In 1960 the Anglican Province of East Africa was inaugurated, bringing together for the first time the two different missionary traditions of the UMCA and the CMS (Church Missionary Society) into one autonomous body. When the diocese of Dar es Salaam was founded in 1965, Sepeku became its first bishop. From the start he welcomed and made provision for Christians from the evangelical ‘CMS’ dioceses, and co-operated closely with Gresford Chitemo, his neighbouring bishop in Morogoro. Then, in 1970, just two days before the nation celebrated its National Independence Day, the Church of the Province of Tanzania was inaugurated. John Sepeku was enthroned as its first archbishop, having been elected by his seven fellow bishops in Tanzania. Chosen by the Archbishop of Canterbury to preside at the closing Eucharist of the Lambeth Conference in 1978, he stepped down as archbishop in the same year, and continued as bishop until he died in 1983.
Often called the ‘farmer’ bishop because of his ‘hands-on’ commitment to developing diocesan land for horticulture, John Sepeku was also instrumental in providing urban land in the city for educational and social projects, such as the Kichwele Women’s Hostel for single girls, St. Mark’s Theological College, and a School for Deaf Children.
As archbishop, John Sepeku travelled widely throughout Tanzania, building on his knowledge of the different backgrounds and church traditions to bring about a sense of a genuinely indigenous Tanzanian church, diverse but essentially one.
A natural leader, who could be authoritarian and stern, John Sepeku was widely acknowledged to be at heart a humble pastor, compassionate and just, whose advice was sought not only by bishops and priests but also by government leaders. Judge Ramadhani has written a masterly book in which he brings out clearly the exceptional qualities of this great church leader. He has written a brief English synopsis. The book is now awaiting a full translation, but meanwhile it should be recommended reading for all current and aspiring leaders of church and state.

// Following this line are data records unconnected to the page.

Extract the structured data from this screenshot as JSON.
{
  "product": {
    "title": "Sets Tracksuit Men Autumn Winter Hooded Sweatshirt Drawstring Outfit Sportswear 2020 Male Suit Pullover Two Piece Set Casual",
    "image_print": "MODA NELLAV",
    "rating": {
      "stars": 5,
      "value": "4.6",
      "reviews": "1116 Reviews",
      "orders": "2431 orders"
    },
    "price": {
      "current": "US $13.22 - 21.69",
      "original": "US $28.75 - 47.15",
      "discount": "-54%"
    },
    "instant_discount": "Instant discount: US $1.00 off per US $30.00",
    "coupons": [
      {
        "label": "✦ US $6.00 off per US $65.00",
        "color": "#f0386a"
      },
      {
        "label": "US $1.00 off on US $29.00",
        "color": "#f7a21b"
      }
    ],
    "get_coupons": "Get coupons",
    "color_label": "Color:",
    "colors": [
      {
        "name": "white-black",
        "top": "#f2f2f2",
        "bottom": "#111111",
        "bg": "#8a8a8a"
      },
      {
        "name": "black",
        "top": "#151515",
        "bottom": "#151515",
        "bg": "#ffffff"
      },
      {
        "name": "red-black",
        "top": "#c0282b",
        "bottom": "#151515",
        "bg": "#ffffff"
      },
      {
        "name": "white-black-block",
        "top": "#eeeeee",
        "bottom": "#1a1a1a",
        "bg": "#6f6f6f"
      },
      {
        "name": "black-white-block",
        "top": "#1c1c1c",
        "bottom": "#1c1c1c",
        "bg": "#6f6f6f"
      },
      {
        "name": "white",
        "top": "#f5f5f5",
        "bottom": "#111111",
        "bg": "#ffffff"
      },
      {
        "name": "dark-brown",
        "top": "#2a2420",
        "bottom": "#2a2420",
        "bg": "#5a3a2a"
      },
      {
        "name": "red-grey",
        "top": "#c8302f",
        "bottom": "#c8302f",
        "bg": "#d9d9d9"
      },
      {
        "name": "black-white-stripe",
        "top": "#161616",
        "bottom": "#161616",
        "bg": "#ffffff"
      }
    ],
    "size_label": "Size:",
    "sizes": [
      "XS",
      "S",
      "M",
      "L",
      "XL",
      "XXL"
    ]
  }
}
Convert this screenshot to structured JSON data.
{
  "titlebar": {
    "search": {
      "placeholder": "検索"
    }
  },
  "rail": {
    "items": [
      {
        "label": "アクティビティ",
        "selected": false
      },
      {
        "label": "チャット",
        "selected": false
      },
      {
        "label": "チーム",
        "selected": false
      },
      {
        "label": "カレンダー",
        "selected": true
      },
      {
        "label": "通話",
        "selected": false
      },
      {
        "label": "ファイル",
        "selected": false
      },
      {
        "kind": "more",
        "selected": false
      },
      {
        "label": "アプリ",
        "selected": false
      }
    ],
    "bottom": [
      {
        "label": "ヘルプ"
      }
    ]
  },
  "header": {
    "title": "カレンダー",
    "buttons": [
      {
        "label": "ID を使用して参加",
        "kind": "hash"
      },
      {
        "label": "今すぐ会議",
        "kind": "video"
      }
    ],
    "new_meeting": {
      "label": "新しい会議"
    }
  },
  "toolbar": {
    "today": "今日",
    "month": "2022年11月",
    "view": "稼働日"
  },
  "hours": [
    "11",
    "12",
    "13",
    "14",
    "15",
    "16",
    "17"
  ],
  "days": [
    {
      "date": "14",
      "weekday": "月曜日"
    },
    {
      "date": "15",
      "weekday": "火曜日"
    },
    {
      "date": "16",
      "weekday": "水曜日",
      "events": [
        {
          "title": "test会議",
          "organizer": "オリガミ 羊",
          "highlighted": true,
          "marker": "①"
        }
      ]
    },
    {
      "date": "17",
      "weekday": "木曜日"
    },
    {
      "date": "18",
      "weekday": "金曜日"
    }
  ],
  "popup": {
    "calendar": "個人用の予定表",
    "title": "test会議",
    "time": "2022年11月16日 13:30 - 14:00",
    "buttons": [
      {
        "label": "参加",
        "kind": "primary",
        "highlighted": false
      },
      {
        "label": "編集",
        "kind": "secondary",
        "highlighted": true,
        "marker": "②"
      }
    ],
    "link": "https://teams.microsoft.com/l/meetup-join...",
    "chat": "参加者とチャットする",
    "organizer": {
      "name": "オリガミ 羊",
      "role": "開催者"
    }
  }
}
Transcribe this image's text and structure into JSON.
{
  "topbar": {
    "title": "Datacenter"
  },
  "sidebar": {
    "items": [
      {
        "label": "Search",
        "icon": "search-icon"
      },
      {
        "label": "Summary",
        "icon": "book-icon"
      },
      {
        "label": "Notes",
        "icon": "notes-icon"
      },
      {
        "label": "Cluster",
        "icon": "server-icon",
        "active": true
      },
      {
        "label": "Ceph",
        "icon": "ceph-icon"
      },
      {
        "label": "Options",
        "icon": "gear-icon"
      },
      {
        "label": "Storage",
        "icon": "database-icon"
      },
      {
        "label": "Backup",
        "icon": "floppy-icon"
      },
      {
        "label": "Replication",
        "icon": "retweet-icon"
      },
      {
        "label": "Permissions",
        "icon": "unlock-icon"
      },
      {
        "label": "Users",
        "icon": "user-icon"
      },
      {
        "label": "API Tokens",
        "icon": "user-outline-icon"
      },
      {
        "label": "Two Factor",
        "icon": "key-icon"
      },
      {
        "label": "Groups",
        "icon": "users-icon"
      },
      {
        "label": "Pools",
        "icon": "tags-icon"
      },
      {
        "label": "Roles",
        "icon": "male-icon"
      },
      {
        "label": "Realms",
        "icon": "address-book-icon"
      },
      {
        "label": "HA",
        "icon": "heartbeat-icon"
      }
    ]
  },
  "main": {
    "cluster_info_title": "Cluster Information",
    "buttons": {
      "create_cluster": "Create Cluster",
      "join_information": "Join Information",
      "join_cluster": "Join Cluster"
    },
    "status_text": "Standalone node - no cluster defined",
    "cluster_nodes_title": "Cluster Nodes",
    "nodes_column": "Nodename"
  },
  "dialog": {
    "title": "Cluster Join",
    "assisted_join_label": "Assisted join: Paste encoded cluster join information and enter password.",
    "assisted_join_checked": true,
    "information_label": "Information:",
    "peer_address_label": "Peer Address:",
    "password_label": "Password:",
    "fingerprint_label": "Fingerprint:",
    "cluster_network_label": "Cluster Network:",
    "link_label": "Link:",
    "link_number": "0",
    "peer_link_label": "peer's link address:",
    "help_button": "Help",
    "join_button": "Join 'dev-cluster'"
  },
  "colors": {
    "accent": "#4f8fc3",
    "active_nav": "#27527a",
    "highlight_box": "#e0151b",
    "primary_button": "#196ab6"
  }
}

Revd Graeme Watson worked as a missionary priest and teacher in Tanzania from 1967 to 1977. He was Tutor at St. Cyprian’s College, Lindi, 1967-77; Vice-Principal of St. Mark’s Theological College, Dar es Salaam, 1969-73; and Rector of St. Alban’s Church, Dar es Salaam, 1974- 77.